What this task involves — The lines that make up this material should each be returned exactly.

Supplied material —
----------------------------------------

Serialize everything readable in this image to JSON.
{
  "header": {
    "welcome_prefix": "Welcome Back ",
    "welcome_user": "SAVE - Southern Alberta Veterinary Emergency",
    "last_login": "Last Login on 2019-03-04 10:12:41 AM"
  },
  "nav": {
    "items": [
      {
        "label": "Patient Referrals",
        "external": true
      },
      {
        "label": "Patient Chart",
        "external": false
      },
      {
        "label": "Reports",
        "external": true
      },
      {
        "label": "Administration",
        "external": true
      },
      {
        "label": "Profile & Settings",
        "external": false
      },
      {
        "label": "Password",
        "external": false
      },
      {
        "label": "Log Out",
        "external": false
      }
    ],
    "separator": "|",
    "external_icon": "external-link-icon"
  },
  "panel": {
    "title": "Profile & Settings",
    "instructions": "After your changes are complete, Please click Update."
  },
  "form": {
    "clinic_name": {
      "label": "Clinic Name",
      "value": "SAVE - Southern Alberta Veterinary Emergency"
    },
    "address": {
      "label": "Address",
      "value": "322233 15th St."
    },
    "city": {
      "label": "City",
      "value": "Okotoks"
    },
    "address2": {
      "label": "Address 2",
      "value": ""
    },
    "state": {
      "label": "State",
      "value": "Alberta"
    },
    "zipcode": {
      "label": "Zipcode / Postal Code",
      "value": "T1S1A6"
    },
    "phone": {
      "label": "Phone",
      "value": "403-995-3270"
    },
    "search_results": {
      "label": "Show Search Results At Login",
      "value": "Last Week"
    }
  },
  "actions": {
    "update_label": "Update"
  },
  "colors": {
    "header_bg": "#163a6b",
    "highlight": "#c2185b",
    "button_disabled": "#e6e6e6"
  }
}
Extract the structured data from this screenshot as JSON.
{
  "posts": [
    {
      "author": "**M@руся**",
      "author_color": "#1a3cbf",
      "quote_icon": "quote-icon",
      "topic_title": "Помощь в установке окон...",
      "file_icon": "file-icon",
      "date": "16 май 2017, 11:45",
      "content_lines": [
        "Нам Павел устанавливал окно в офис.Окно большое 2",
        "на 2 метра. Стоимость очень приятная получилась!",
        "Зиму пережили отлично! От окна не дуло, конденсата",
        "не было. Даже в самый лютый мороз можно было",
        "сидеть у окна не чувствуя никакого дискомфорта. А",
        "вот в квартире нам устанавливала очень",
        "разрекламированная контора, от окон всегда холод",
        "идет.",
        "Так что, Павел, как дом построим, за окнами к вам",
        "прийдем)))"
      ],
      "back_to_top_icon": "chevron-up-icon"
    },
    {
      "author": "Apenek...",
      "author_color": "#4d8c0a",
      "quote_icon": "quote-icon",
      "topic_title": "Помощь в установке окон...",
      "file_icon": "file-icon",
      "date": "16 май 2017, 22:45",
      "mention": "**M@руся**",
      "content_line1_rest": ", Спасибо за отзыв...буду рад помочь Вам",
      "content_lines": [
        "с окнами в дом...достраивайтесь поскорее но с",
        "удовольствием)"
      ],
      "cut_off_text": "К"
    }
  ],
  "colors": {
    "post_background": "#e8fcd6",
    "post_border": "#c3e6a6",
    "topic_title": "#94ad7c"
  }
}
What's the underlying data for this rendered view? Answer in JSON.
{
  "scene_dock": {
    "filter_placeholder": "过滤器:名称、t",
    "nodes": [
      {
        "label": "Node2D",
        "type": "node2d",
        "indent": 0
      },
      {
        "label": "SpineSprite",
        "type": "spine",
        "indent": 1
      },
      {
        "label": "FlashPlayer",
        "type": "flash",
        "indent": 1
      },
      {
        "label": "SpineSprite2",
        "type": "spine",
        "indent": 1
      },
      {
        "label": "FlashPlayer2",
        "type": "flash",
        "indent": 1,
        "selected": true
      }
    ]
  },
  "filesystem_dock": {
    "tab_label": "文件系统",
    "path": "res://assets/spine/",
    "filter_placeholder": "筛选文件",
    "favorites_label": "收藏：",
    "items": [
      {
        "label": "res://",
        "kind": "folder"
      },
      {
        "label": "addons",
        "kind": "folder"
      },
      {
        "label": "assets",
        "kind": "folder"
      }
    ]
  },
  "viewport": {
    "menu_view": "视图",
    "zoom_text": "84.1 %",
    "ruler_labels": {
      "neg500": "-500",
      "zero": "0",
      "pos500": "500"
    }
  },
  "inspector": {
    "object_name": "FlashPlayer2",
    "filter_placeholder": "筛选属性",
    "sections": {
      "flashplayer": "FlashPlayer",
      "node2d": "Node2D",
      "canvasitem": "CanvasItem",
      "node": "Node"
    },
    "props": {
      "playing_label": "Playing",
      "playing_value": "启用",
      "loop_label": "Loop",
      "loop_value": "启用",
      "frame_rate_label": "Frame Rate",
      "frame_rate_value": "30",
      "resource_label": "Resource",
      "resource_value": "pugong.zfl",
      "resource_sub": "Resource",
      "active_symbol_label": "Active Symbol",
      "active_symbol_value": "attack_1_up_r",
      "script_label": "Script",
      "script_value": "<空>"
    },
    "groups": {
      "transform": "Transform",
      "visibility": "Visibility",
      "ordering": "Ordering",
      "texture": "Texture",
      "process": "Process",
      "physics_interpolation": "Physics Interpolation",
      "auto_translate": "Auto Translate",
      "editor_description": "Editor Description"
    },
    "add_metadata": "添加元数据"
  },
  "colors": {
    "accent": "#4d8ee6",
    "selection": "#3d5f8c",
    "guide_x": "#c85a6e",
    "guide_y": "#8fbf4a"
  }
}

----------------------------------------

Solution to the exercise —
Serialize everything readable in this image to JSON.
{
  "header": {
    "welcome_prefix": "Welcome Back ",
    "welcome_user": "SAVE - Southern Alberta Veterinary Emergency",
    "last_login": "Last Login on 2019-03-04 10:12:41 AM"
  },
  "nav": {
    "items": [
      {
        "label": "Patient Referrals",
        "external": true
      },
      {
        "label": "Patient Chart",
        "external": false
      },
      {
        "label": "Reports",
        "external": true
      },
      {
        "label": "Administration",
        "external": true
      },
      {
        "label": "Profile & Settings",
        "external": false
      },
      {
        "label": "Password",
        "external": false
      },
      {
        "label": "Log Out",
        "external": false
      }
    ],
    "separator": "|",
    "external_icon": "external-link-icon"
  },
  "panel": {
    "title": "Profile & Settings",
    "instructions": "After your changes are complete, Please click Update."
  },
  "form": {
    "clinic_name": {
      "label": "Clinic Name",
      "value": "SAVE - Southern Alberta Veterinary Emergency"
    },
    "address": {
      "label": "Address",
      "value": "322233 15th St."
    },
    "city": {
      "label": "City",
      "value": "Okotoks"
    },
    "address2": {
      "label": "Address 2",
      "value": ""
    },
    "state": {
      "label": "State",
      "value": "Alberta"
    },
    "zipcode": {
      "label": "Zipcode / Postal Code",
      "value": "T1S1A6"
    },
    "phone": {
      "label": "Phone",
      "value": "403-995-3270"
    },
    "search_results": {
      "label": "Show Search Results At Login",
      "value": "Last Week"
    }
  },
  "actions": {
    "update_label": "Update"
  },
  "colors": {
    "header_bg": "#163a6b",
    "highlight": "#c2185b",
    "button_disabled": "#e6e6e6"
  }
}
Extract the structured data from this screenshot as JSON.
{
  "posts": [
    {
      "author": "**M@руся**",
      "author_color": "#1a3cbf",
      "quote_icon": "quote-icon",
      "topic_title": "Помощь в установке окон...",
      "file_icon": "file-icon",
      "date": "16 май 2017, 11:45",
      "content_lines": [
        "Нам Павел устанавливал окно в офис.Окно большое 2",
        "на 2 метра. Стоимость очень приятная получилась!",
        "Зиму пережили отлично! От окна не дуло, конденсата",
        "не было. Даже в самый лютый мороз можно было",
        "сидеть у окна не чувствуя никакого дискомфорта. А",
        "вот в квартире нам устанавливала очень",
        "разрекламированная контора, от окон всегда холод",
        "идет.",
        "Так что, Павел, как дом построим, за окнами к вам",
        "прийдем)))"
      ],
      "back_to_top_icon": "chevron-up-icon"
    },
    {
      "author": "Apenek...",
      "author_color": "#4d8c0a",
      "quote_icon": "quote-icon",
      "topic_title": "Помощь в установке окон...",
      "file_icon": "file-icon",
      "date": "16 май 2017, 22:45",
      "mention": "**M@руся**",
      "content_line1_rest": ", Спасибо за отзыв...буду рад помочь Вам",
      "content_lines": [
        "с окнами в дом...достраивайтесь поскорее но с",
        "удовольствием)"
      ],
      "cut_off_text": "К"
    }
  ],
  "colors": {
    "post_background": "#e8fcd6",
    "post_border": "#c3e6a6",
    "topic_title": "#94ad7c"
  }
}
What's the underlying data for this rendered view? Answer in JSON.
{
  "scene_dock": {
    "filter_placeholder": "过滤器:名称、t",
    "nodes": [
      {
        "label": "Node2D",
        "type": "node2d",
        "indent": 0
      },
      {
        "label": "SpineSprite",
        "type": "spine",
        "indent": 1
      },
      {
        "label": "FlashPlayer",
        "type": "flash",
        "indent": 1
      },
      {
        "label": "SpineSprite2",
        "type": "spine",
        "indent": 1
      },
      {
        "label": "FlashPlayer2",
        "type": "flash",
        "indent": 1,
        "selected": true
      }
    ]
  },
  "filesystem_dock": {
    "tab_label": "文件系统",
    "path": "res://assets/spine/",
    "filter_placeholder": "筛选文件",
    "favorites_label": "收藏：",
    "items": [
      {
        "label": "res://",
        "kind": "folder"
      },
      {
        "label": "addons",
        "kind": "folder"
      },
      {
        "label": "assets",
        "kind": "folder"
      }
    ]
  },
  "viewport": {
    "menu_view": "视图",
    "zoom_text": "84.1 %",
    "ruler_labels": {
      "neg500": "-500",
      "zero": "0",
      "pos500": "500"
    }
  },
  "inspector": {
    "object_name": "FlashPlayer2",
    "filter_placeholder": "筛选属性",
    "sections": {
      "flashplayer": "FlashPlayer",
      "node2d": "Node2D",
      "canvasitem": "CanvasItem",
      "node": "Node"
    },
    "props": {
      "playing_label": "Playing",
      "playing_value": "启用",
      "loop_label": "Loop",
      "loop_value": "启用",
      "frame_rate_label": "Frame Rate",
      "frame_rate_value": "30",
      "resource_label": "Resource",
      "resource_value": "pugong.zfl",
      "resource_sub": "Resource",
      "active_symbol_label": "Active Symbol",
      "active_symbol_value": "attack_1_up_r",
      "script_label": "Script",
      "script_value": "<空>"
    },
    "groups": {
      "transform": "Transform",
      "visibility": "Visibility",
      "ordering": "Ordering",
      "texture": "Texture",
      "process": "Process",
      "physics_interpolation": "Physics Interpolation",
      "auto_translate": "Auto Translate",
      "editor_description": "Editor Description"
    },
    "add_metadata": "添加元数据"
  },
  "colors": {
    "accent": "#4d8ee6",
    "selection": "#3d5f8c",
    "guide_x": "#c85a6e",
    "guide_y": "#8fbf4a"
  }
}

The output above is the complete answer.